§ Task statement: Report each line of the data below in which "JSON" appears.
═════ Supplied data ═════
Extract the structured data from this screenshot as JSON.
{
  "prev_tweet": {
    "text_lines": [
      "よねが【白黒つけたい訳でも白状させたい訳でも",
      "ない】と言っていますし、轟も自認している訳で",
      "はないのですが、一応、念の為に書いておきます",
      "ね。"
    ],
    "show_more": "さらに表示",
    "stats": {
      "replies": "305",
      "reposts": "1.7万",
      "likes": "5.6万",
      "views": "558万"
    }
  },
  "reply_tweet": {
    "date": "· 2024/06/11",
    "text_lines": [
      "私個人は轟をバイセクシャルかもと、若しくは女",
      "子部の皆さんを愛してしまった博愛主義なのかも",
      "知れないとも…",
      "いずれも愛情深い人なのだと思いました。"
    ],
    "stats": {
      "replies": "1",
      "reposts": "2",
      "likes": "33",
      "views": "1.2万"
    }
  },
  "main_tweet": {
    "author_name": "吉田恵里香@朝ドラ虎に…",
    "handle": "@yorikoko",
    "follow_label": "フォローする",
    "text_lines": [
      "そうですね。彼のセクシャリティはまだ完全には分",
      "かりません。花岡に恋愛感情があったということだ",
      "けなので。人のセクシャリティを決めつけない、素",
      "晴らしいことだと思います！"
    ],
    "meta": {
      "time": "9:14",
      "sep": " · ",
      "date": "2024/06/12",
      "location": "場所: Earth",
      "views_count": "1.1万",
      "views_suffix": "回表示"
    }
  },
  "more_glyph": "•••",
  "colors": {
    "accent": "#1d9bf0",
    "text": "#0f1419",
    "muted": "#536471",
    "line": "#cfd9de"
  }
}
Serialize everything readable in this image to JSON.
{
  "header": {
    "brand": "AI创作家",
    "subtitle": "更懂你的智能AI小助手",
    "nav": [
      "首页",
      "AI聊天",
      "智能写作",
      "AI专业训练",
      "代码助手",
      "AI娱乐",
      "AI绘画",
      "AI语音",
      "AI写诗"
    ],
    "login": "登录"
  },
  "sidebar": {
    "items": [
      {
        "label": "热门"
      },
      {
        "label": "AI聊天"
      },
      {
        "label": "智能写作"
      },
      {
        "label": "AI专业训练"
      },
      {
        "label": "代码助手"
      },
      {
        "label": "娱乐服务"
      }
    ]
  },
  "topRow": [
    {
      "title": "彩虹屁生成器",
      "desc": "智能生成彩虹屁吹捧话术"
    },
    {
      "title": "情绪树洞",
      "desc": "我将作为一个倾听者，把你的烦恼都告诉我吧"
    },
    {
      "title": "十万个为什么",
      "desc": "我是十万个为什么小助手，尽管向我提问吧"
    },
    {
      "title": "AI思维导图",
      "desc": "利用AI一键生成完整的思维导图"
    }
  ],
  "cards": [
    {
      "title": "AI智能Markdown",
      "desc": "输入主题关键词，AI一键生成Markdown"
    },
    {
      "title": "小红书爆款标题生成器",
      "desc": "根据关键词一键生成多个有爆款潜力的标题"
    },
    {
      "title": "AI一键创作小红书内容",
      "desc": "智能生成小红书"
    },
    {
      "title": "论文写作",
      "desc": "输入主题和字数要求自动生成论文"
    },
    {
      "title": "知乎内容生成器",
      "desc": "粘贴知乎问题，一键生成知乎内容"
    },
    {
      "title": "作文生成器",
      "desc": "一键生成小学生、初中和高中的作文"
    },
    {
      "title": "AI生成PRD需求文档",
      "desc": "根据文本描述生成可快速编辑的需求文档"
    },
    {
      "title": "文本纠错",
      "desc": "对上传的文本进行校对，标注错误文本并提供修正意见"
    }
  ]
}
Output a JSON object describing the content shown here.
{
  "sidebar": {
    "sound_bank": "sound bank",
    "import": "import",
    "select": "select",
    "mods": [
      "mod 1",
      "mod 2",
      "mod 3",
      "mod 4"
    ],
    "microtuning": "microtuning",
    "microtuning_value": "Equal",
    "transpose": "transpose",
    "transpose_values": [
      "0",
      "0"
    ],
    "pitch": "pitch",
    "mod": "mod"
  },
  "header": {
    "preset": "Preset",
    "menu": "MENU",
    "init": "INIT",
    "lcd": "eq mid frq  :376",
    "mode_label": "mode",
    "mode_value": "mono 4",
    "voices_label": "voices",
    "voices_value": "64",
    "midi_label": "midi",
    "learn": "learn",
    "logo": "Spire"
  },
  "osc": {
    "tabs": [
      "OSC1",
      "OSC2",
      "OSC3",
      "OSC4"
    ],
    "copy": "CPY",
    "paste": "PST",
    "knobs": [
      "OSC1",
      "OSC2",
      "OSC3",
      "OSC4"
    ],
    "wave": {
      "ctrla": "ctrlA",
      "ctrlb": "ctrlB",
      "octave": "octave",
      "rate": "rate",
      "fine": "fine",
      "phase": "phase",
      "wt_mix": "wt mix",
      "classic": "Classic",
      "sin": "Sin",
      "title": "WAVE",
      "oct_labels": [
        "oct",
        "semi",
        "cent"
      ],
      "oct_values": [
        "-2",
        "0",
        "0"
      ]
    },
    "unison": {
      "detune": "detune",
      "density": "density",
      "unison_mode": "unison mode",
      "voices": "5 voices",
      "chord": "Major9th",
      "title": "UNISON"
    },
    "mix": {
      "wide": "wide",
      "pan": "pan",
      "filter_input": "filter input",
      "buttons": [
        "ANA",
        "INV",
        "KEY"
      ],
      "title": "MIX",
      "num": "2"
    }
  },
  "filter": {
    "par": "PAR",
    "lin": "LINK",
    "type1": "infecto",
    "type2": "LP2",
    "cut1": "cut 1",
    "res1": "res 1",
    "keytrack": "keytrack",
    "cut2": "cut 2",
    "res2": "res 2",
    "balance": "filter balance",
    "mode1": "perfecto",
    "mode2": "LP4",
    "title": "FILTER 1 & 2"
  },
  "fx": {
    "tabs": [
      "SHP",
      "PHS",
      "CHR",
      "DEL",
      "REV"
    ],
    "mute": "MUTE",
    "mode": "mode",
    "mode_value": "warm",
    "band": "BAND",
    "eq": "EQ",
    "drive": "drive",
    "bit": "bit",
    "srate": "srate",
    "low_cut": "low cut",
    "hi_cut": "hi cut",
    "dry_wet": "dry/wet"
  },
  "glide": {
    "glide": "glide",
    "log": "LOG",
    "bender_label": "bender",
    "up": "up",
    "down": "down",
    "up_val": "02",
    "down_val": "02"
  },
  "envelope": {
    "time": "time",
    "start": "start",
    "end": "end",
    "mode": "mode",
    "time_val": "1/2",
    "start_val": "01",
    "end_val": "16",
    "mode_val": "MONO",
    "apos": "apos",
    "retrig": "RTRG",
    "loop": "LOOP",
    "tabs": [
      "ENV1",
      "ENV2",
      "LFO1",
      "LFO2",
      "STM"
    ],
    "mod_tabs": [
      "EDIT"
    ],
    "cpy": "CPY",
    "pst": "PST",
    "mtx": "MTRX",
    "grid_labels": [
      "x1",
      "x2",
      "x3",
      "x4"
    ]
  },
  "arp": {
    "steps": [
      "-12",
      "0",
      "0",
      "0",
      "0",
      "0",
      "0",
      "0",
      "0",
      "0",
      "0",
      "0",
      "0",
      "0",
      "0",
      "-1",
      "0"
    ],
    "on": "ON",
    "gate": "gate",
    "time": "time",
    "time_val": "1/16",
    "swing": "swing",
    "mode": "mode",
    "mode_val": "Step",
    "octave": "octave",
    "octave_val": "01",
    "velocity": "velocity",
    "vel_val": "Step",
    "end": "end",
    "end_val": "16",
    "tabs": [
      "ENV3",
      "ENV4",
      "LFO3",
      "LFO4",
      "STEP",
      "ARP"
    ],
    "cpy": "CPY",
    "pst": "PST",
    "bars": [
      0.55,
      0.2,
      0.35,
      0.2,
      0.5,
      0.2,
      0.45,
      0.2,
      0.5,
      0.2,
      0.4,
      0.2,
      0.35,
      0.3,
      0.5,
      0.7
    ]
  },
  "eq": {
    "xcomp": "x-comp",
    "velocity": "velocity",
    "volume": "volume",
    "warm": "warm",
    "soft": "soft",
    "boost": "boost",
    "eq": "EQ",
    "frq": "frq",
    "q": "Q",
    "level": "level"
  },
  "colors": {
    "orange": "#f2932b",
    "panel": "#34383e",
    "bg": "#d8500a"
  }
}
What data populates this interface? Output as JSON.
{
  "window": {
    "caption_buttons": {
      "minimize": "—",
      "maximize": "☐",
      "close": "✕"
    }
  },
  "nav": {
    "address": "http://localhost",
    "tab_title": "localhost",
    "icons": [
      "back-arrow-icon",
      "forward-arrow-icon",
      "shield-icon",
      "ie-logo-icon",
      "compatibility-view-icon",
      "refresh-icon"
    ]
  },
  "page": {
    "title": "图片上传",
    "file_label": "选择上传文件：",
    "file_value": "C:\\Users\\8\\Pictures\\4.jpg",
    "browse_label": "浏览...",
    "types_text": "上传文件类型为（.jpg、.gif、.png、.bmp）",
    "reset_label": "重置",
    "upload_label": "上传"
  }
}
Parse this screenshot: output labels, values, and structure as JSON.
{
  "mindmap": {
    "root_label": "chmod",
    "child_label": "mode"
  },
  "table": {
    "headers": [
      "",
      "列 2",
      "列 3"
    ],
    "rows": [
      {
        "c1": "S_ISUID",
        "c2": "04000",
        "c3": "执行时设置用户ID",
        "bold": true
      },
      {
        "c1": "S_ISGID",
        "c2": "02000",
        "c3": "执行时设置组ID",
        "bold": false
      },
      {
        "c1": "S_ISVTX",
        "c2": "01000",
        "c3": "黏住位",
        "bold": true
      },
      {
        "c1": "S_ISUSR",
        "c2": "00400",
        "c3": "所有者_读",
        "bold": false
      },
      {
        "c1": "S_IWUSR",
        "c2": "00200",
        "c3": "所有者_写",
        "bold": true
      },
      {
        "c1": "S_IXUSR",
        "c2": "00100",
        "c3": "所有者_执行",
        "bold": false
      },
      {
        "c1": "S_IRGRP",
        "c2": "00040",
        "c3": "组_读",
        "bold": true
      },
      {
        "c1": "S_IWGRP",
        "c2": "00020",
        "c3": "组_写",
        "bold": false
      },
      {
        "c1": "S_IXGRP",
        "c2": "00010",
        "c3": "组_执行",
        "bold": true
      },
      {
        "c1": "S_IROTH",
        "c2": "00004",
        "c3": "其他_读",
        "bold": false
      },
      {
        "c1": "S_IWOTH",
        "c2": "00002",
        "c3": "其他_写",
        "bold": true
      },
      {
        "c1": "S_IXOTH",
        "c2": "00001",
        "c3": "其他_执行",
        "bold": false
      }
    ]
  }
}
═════
§ Written solution:
Extract the structured data from this screenshot as JSON.
Serialize everything readable in this image to JSON.
Output a JSON object describing the content shown here.
What data populates this interface? Output as JSON.
Parse this screenshot: output labels, values, and structure as JSON.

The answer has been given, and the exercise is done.